“Ummm…m-goy sai–” Elana scarcely had a moment to respond a practiced sentence of gratitude before the woman walked away. She turned back to the receipt tray and reached for the cookie. Seemed uncharacteristic, a fortune cookie…was it that obvious they were tourists? And there was only one–causing Elana to experience a momentary shade of embarrassment. They must have seen him, right? she thought. She knew that eating alone was an uncommon sight.
Elana sighed, keeping a mental focus to the children munching away at their dessert, easing into their spotlessness and happy naivety, as she cracked open the cookie in her hands. The paper, to her surprise, wasn’t the typical thin strip of lotto numbers and ambiguity–freshly scrawled in red ink were the words “RUN”, as a hastily-scribbled pentagram on the opposite side began to illuminate once Elana exposed the paper to light.
“No…no please…!” Elana squealed and closed her eyes reflexively with a flash.
Seconds later, Elana lowered her hands from her face. She was expecting pain, an ambush of some sort, needles or bullets or fire or someone with the gall to attack her in such a public place–but instead, she felt a weightlessness released from her mind. The fortune burned with a painless flame, one she realized was a time limit as the incantation continued its effect. It was a glamour, or a shroud–either way, Elana could no longer feel the continuous pressure of the people around her: all moving and eating and talking as if nothing happened, she was rendered invisible. There was probably still a doppelganger of her, stressing and worrying and moping in her place.
Elana slowly rose, carrying the burning paper in her hands, slipping and sliding around tables and staff, afraid that contact would break what she was given. No one seemed to notice her absence, and finally, Elana felt calm. She was closed off to the world, but in turn, she was unable to exercise her own abilities. Honouring the paper’s orders, she followed the direction her brother went, hoping he hadn’t walked too far, hoping she could catch him.

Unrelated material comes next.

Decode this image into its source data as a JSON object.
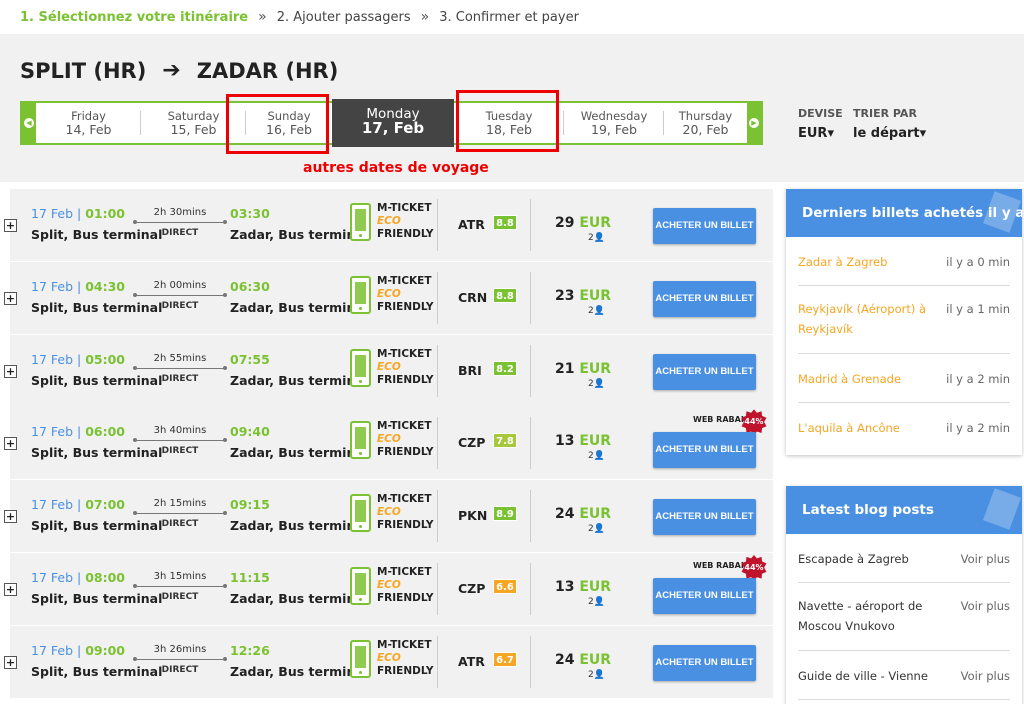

“We, the unwilling, follow the unqualified, to kill the unfortunate, and die for the unthankful.”